EXERCISE PROMPT => For each line of the data below, copy it if it holds the word "Biblioteca".

EXCERPTED DATA =>
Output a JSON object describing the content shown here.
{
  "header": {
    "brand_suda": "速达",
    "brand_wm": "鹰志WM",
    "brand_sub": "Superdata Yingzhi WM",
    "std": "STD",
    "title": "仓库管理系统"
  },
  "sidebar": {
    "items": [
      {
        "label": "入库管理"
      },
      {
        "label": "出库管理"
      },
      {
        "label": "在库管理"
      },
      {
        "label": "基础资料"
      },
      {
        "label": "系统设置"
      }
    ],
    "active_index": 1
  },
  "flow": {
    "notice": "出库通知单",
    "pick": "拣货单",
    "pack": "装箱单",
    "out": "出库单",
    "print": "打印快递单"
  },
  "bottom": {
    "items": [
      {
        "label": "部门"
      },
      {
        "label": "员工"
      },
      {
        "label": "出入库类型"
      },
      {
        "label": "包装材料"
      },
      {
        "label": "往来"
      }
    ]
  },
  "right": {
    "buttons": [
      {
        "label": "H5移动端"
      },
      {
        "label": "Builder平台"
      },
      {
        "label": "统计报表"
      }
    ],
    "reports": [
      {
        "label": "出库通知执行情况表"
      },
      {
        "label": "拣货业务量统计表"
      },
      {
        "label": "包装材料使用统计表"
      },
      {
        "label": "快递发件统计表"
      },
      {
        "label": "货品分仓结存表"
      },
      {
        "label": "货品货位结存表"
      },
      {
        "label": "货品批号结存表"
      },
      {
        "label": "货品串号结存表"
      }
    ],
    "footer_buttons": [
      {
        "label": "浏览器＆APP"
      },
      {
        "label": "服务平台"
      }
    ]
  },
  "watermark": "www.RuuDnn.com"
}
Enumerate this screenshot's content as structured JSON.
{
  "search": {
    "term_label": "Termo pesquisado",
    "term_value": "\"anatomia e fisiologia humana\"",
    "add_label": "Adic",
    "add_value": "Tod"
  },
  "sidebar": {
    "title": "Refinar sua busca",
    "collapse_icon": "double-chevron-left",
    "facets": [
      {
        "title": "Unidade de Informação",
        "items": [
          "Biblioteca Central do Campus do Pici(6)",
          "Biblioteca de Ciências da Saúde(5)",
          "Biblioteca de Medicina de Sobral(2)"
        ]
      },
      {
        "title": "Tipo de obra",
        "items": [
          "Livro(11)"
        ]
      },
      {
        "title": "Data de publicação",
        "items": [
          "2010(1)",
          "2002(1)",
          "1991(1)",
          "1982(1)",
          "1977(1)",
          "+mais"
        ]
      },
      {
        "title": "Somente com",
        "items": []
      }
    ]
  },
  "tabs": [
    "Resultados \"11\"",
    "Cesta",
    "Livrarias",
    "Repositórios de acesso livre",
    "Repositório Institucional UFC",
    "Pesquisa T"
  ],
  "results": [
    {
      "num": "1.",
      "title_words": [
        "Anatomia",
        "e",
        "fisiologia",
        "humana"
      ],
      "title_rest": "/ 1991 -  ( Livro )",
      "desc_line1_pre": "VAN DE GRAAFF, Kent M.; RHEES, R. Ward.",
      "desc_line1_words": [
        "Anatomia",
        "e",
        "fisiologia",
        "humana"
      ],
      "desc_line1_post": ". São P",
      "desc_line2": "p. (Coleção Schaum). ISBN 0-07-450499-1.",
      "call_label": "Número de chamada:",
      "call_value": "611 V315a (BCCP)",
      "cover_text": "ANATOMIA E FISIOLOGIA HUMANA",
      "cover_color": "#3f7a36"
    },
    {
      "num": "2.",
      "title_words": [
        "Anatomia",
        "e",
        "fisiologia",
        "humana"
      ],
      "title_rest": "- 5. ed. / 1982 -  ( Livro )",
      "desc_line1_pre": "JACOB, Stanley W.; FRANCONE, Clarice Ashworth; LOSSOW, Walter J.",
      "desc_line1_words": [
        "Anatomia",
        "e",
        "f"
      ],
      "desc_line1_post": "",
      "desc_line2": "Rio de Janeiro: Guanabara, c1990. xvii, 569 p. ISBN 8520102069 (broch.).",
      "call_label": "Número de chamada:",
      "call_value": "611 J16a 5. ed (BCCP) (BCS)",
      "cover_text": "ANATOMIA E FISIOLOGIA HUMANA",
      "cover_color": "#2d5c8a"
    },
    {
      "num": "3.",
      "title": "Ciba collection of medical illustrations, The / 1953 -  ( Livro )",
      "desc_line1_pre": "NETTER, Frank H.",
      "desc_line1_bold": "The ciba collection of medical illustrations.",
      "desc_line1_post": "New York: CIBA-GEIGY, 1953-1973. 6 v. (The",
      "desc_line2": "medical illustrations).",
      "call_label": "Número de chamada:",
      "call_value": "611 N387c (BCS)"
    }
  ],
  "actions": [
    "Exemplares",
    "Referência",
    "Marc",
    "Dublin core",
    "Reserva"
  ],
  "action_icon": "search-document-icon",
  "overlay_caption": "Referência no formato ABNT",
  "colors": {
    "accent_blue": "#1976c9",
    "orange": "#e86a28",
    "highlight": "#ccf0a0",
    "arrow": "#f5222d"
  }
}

RESPONSE =>
          "Biblioteca Central do Campus do Pici(6)",
          "Biblioteca de Ciências da Saúde(5)",
          "Biblioteca de Medicina de Sobral(2)"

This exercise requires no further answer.